Free access
Author:

Abstract

A field planting of ‘Bluecrop’, a mature highbush blueberry (Vaccinium corymbosum L.), on a Berryland soil type was subjected to differential levels of K fertilization over a 6-year period. Fruit yield and berry size were related to fertilizer treatment, leaf composition, and available soil K analysis. Blueberry production was highest at a 40 kg K/ha rate of potassium sulfate fertilizer which resulted in a leaf K sufficiency range between 0.45% and 0.55% K. Available soil K was significantly correlated to fruit yield.

Open Access

Seeds in fruit of bell pepper (Capsicum annuum `California Wonder') plants grown in nutrient solutions deficient in potassium (<3 mmol·L-1) showed a higher incidence of sprouting (i.e., vivipary) than seeds in fruit from plants grown at adequate potassium levels (6 mmol·L-1). Tissue analysis showed a progressive drop in the leaf content of potassium with increasing plant maturation for all levels of potassium nutrition. However, potassium in fruit and seeds increased at later stages of maturity.
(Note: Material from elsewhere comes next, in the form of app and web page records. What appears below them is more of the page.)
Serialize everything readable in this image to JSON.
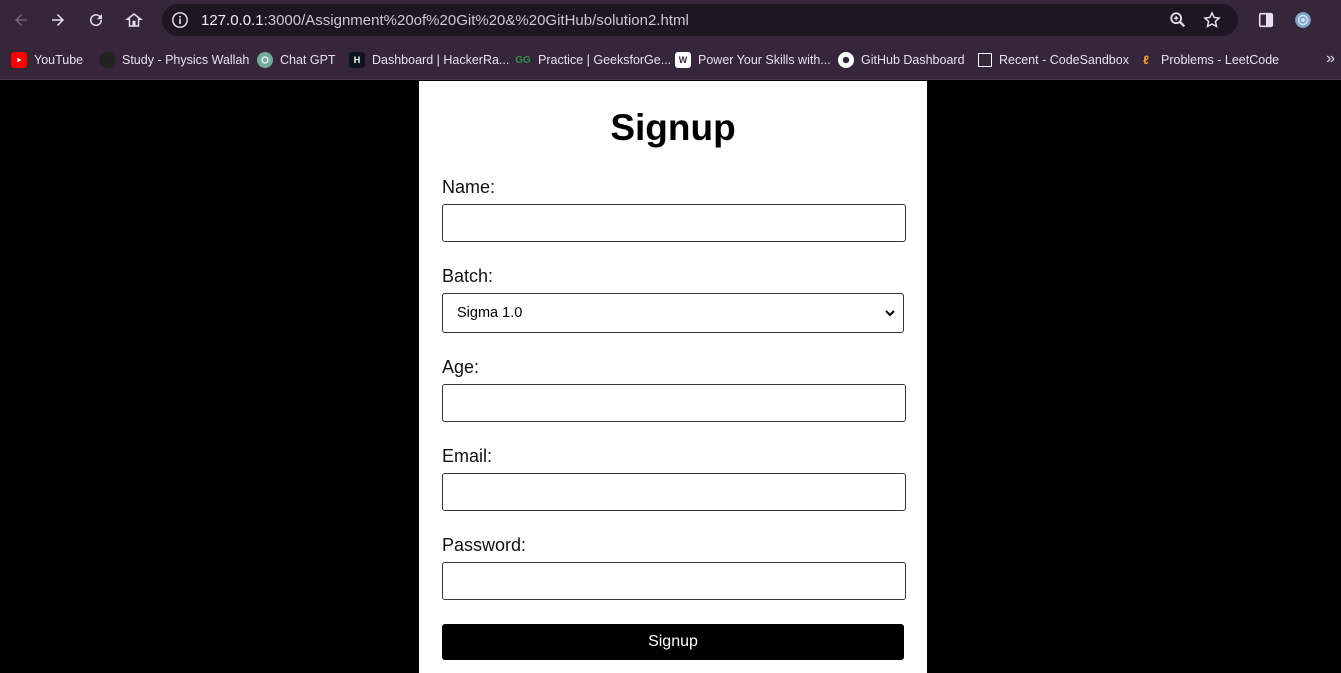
{
  "browser": {
    "url_host": "127.0.0.1",
    "url_path": ":3000/Assignment%20of%20Git%20&%20GitHub/solution2.html",
    "bookmarks": [
      {
        "label": "YouTube",
        "color": "#ff0000"
      },
      {
        "label": "Study - Physics Wallah",
        "color": "#444444"
      },
      {
        "label": "Chat GPT",
        "color": "#74aa9c"
      },
      {
        "label": "Dashboard | HackerRa...",
        "color": "#1ba94c"
      },
      {
        "label": "Practice | GeeksforGe...",
        "color": "#2f8d46"
      },
      {
        "label": "Power Your Skills with...",
        "color": "#ffffff"
      },
      {
        "label": "GitHub Dashboard",
        "color": "#ffffff"
      },
      {
        "label": "Recent - CodeSandbox",
        "color": "#ffffff"
      },
      {
        "label": "Problems - LeetCode",
        "color": "#ffa116"
      }
    ]
  },
  "form": {
    "title": "Signup",
    "name_label": "Name:",
    "batch_label": "Batch:",
    "batch_selected": "Sigma 1.0",
    "age_label": "Age:",
    "email_label": "Email:",
    "password_label": "Password:",
    "submit_label": "Signup"
  }
}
ABA was extracted, isolated and identified from bell pepper seeds obtained from fruit grown under the potassium treatments (0.0, 0.6, 1.5, 3.0, and 6.0 mmol·L-1) at five fruit maturity stages (mature-green to overripe). At early fruit maturity stages, there were no significant differences in seed ABA content in the fruit from the different potassium treatments. However, differences in ABA content and vivipary among the potassium treatments became highly significant as the fruit matured. The concentration of ABA in seeds of potassium-deficient treatments was ≈14% of the control (0.4 versus 2.8 μg·g-1 dry mass). High concentrations of ABA in bell pepper seeds were associated with low incidence of vivipary and high potassium content in the leaves, fruit and nutrient solution.

Free access
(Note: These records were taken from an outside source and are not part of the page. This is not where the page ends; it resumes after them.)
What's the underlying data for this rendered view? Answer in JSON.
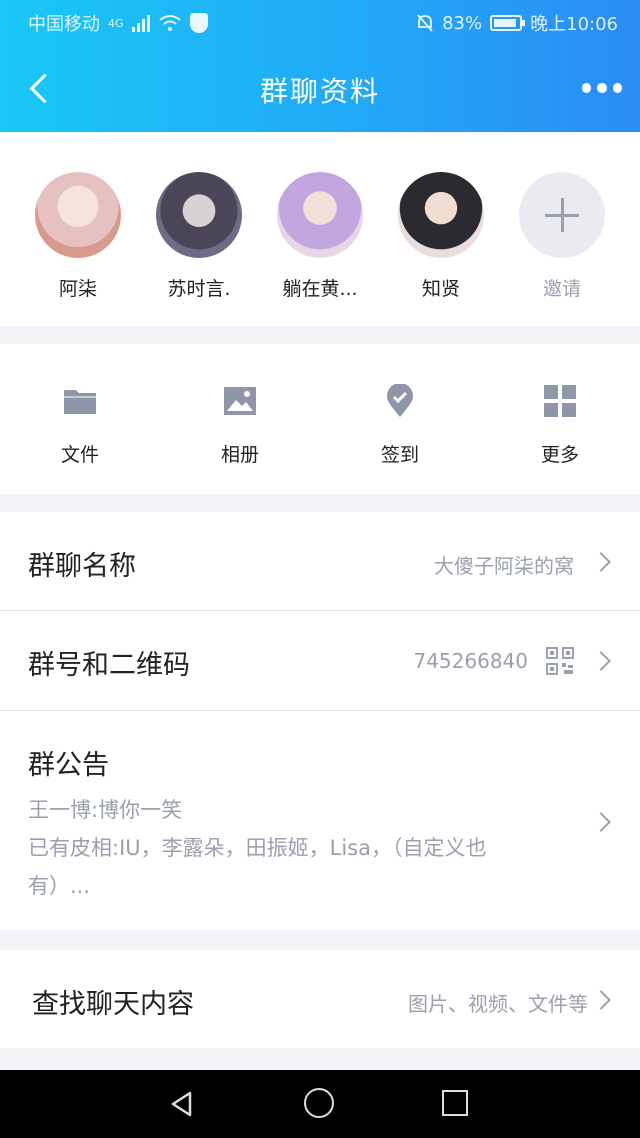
{
  "status_bar": {
    "carrier": "中国移动",
    "network": "4G",
    "battery": "83%",
    "time": "晚上10:06"
  },
  "nav": {
    "title": "群聊资料"
  },
  "members": [
    {
      "name": "阿柒",
      "avatar_color": "#e8c9c8"
    },
    {
      "name": "苏时言.",
      "avatar_color": "#5a5a6e"
    },
    {
      "name": "躺在黄...",
      "avatar_color": "#b79bd9"
    },
    {
      "name": "知贤",
      "avatar_color": "#3c3c46"
    }
  ],
  "invite": {
    "label": "邀请"
  },
  "features": [
    {
      "label": "文件",
      "icon": "folder-icon"
    },
    {
      "label": "相册",
      "icon": "image-icon"
    },
    {
      "label": "签到",
      "icon": "checkin-icon"
    },
    {
      "label": "更多",
      "icon": "grid-icon"
    }
  ],
  "group_name": {
    "label": "群聊名称",
    "value": "大傻子阿柒的窝"
  },
  "group_id": {
    "label": "群号和二维码",
    "value": "745266840"
  },
  "notice": {
    "label": "群公告",
    "line1": "王一博:博你一笑",
    "line2": "已有皮相:IU，李露朵，田振姬，Lisa，（自定义也",
    "line3": "有）..."
  },
  "search_chat": {
    "label": "查找聊天内容",
    "value": "图片、视频、文件等"
  },
  "colors": {
    "accent": "#21a9f7",
    "icon_gray": "#8f96a8",
    "muted": "#9aa0ad"
  }
}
The effect of soluble potassium silicate applied to cucumber (Cucumis sativus L.), muskmelon (C. melo L.), and zucchini squash (Cucurbita pepo L.) on the severity of powdery mildew was examined. Application methods included amending nutrient solutions to a concentration of 1.7 mm Si and foliar sprays containing 1.7, 8.5, 17, and 34 mm Si. Untreated plants and plants sprayed with distilled water were used as controls. The leaves of all plants were inoculated with known concentrations of conidia of Sphaerotheca fuliginea (Schlecht.:Fr.) Poll. (cucumber and mu&melon) or Erysiphe cichoracearum DC.: Merat (zucchini squash) 1 day after the sprays were applied. Inoculated leaves on plants receiving the Si-amended nutrient solution or foliar sprays of ≥ 17.0 mm Si developed fewer powdery mildew colonies than those on control plants. Results of a separate experiment that included a potassium spray, indicated that the active ingredient of the potassium silicate sprays appears to be Si. Experiments to test the persistence of Si foliar sprays on cucumber demonstrated that a 17 mm Si spray applied 7 days before inoculation with S. fuliginea reduced mildew colony formation.

Free access